> Task brief: Your answer should consist of each line below that contains the string "JSON".
_____
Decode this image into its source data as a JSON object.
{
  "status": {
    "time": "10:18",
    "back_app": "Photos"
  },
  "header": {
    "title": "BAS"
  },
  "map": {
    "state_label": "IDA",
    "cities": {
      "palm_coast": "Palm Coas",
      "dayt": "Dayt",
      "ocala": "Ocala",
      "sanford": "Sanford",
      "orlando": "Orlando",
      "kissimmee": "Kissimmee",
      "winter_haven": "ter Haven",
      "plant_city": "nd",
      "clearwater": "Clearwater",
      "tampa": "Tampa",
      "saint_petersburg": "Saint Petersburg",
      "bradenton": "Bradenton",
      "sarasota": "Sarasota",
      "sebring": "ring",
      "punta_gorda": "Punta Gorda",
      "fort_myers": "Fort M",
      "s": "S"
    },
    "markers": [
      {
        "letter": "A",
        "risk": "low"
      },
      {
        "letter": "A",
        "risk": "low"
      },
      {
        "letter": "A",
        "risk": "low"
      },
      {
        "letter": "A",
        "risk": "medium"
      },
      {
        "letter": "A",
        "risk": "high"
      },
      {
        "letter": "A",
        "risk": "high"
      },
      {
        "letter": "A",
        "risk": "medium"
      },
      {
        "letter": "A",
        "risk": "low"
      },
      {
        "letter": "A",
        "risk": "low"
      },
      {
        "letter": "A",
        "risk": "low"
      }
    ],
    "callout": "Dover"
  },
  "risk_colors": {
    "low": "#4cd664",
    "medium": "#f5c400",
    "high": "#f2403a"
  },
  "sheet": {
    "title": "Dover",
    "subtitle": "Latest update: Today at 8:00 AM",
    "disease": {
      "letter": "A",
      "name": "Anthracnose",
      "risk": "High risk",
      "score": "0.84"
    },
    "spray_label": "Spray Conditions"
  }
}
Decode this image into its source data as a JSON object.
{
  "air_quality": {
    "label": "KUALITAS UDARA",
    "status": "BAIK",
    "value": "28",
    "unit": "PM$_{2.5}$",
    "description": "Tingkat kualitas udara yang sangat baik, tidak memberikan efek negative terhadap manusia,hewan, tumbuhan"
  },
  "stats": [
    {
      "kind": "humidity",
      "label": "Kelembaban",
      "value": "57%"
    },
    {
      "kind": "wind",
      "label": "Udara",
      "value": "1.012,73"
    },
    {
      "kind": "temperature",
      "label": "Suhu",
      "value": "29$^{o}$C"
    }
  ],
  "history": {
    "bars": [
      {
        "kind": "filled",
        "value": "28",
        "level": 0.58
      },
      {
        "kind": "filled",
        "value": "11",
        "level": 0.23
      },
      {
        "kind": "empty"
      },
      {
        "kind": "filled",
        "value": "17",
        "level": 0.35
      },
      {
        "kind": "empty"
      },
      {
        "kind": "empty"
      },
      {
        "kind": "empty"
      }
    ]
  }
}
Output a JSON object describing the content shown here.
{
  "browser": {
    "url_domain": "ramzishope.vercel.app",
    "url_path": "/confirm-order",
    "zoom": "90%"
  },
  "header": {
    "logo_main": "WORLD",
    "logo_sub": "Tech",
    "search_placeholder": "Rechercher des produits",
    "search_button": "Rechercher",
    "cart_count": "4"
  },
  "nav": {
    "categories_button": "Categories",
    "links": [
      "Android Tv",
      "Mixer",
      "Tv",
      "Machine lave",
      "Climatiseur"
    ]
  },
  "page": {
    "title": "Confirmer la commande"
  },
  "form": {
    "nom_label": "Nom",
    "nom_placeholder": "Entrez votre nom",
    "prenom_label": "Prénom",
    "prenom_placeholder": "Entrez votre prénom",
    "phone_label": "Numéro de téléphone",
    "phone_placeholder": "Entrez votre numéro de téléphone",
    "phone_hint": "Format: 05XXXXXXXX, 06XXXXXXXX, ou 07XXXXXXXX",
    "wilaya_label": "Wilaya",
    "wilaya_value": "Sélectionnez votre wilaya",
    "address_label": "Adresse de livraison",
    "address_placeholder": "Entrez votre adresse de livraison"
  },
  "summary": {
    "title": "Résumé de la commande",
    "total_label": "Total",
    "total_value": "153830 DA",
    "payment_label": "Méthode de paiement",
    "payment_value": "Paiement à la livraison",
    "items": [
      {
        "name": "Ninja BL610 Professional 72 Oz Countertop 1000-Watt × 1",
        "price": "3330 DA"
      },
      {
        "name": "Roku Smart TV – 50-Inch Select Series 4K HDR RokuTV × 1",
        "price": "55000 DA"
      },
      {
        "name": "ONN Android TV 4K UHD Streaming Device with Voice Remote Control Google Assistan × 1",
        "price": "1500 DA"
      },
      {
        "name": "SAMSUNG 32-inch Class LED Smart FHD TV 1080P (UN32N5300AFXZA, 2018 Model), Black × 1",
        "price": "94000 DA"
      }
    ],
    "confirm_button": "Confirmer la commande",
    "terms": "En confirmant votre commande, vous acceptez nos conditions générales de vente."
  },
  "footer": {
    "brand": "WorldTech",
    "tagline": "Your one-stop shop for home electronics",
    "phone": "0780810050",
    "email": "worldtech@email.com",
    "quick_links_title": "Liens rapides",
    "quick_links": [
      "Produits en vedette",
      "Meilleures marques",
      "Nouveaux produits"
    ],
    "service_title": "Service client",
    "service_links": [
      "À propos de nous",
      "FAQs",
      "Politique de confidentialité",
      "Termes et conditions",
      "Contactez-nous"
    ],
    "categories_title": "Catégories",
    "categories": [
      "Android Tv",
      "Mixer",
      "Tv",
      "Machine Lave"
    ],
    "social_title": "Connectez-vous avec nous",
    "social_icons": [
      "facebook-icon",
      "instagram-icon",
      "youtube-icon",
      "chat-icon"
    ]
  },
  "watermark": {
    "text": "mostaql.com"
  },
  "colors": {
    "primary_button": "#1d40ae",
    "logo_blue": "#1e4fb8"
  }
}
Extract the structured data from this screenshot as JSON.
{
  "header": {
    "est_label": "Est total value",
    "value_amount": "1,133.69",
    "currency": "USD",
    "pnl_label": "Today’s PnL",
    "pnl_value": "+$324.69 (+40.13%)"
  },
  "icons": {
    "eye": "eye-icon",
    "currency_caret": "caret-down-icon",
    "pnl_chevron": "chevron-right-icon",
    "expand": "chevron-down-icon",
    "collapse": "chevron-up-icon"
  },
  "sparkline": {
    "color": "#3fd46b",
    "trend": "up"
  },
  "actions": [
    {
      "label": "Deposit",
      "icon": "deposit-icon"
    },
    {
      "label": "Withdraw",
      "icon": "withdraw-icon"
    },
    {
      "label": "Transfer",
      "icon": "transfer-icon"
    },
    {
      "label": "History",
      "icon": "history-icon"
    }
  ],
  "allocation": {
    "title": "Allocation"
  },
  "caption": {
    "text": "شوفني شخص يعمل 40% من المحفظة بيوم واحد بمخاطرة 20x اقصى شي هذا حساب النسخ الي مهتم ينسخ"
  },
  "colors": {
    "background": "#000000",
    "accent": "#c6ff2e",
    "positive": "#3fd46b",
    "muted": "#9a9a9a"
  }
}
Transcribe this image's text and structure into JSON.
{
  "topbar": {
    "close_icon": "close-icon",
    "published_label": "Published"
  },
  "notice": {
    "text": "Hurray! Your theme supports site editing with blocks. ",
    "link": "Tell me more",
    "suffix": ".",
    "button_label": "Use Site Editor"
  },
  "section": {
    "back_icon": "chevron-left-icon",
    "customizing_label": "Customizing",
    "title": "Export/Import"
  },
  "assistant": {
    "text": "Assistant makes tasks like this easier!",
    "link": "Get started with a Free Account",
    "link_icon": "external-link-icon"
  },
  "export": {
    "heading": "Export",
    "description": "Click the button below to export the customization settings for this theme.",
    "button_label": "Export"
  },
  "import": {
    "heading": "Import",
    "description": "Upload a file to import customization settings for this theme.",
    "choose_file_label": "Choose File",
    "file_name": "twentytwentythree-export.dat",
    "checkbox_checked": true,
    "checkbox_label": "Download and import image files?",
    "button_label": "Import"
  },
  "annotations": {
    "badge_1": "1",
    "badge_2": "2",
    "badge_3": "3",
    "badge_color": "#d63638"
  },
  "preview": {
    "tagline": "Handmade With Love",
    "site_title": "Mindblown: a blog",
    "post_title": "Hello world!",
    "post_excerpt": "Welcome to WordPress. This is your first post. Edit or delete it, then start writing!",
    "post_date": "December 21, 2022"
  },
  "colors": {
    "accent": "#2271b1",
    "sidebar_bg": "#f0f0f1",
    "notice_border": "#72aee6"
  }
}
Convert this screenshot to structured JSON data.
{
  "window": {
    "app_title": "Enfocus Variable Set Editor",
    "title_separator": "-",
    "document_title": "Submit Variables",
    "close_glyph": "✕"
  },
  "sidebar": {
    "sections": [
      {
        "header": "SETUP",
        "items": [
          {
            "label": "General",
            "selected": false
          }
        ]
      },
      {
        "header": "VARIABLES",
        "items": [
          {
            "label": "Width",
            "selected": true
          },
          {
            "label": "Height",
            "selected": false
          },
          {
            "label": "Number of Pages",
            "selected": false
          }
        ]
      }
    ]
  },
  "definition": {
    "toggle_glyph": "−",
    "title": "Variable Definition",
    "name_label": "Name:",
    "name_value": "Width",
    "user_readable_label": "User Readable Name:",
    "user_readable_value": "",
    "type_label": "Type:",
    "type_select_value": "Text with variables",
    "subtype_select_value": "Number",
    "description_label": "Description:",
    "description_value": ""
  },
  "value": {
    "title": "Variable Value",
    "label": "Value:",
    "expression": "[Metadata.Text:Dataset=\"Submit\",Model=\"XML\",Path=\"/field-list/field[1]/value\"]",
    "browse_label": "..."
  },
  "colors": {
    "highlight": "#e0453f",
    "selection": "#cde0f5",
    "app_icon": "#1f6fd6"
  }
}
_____
> Solution to this exercise:
Decode this image into its source data as a JSON object.
Decode this image into its source data as a JSON object.
Output a JSON object describing the content shown here.
Extract the structured data from this screenshot as JSON.
Transcribe this image's text and structure into JSON.
Convert this screenshot to structured JSON data.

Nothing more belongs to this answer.